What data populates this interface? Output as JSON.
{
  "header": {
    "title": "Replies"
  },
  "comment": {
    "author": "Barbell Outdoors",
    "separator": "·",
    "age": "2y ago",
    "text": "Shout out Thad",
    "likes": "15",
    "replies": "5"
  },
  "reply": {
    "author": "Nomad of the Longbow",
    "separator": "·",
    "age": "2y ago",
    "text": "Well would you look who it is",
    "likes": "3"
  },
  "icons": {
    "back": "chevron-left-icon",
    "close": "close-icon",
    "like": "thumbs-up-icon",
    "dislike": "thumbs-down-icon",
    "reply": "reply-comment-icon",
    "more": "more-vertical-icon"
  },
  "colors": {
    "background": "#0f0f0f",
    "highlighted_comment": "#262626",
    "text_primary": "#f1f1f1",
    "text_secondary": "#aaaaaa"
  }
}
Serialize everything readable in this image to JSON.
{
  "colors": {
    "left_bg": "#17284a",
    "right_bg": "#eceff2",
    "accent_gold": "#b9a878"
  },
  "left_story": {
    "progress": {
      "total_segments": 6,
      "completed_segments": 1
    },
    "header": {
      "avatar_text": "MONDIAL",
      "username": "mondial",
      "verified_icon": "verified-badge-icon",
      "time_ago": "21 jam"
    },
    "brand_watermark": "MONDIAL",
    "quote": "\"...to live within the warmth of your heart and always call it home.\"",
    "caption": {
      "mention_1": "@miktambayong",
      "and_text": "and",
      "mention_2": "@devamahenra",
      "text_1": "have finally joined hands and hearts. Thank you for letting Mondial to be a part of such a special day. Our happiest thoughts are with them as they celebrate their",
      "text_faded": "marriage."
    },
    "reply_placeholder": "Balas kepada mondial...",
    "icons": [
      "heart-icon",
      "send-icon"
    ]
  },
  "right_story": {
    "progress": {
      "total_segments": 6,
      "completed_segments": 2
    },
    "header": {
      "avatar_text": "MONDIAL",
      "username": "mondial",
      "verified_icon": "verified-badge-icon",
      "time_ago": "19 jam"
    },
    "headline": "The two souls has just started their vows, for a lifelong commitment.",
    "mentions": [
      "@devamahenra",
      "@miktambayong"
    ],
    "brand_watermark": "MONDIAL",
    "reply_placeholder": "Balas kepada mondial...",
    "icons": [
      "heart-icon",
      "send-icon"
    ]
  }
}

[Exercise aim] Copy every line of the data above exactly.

[Expected answer]
What data populates this interface? Output as JSON.
{
  "header": {
    "title": "Replies"
  },
  "comment": {
    "author": "Barbell Outdoors",
    "separator": "·",
    "age": "2y ago",
    "text": "Shout out Thad",
    "likes": "15",
    "replies": "5"
  },
  "reply": {
    "author": "Nomad of the Longbow",
    "separator": "·",
    "age": "2y ago",
    "text": "Well would you look who it is",
    "likes": "3"
  },
  "icons": {
    "back": "chevron-left-icon",
    "close": "close-icon",
    "like": "thumbs-up-icon",
    "dislike": "thumbs-down-icon",
    "reply": "reply-comment-icon",
    "more": "more-vertical-icon"
  },
  "colors": {
    "background": "#0f0f0f",
    "highlighted_comment": "#262626",
    "text_primary": "#f1f1f1",
    "text_secondary": "#aaaaaa"
  }
}
Serialize everything readable in this image to JSON.
{
  "colors": {
    "left_bg": "#17284a",
    "right_bg": "#eceff2",
    "accent_gold": "#b9a878"
  },
  "left_story": {
    "progress": {
      "total_segments": 6,
      "completed_segments": 1
    },
    "header": {
      "avatar_text": "MONDIAL",
      "username": "mondial",
      "verified_icon": "verified-badge-icon",
      "time_ago": "21 jam"
    },
    "brand_watermark": "MONDIAL",
    "quote": "\"...to live within the warmth of your heart and always call it home.\"",
    "caption": {
      "mention_1": "@miktambayong",
      "and_text": "and",
      "mention_2": "@devamahenra",
      "text_1": "have finally joined hands and hearts. Thank you for letting Mondial to be a part of such a special day. Our happiest thoughts are with them as they celebrate their",
      "text_faded": "marriage."
    },
    "reply_placeholder": "Balas kepada mondial...",
    "icons": [
      "heart-icon",
      "send-icon"
    ]
  },
  "right_story": {
    "progress": {
      "total_segments": 6,
      "completed_segments": 2
    },
    "header": {
      "avatar_text": "MONDIAL",
      "username": "mondial",
      "verified_icon": "verified-badge-icon",
      "time_ago": "19 jam"
    },
    "headline": "The two souls has just started their vows, for a lifelong commitment.",
    "mentions": [
      "@devamahenra",
      "@miktambayong"
    ],
    "brand_watermark": "MONDIAL",
    "reply_placeholder": "Balas kepada mondial...",
    "icons": [
      "heart-icon",
      "send-icon"
    ]
  }
}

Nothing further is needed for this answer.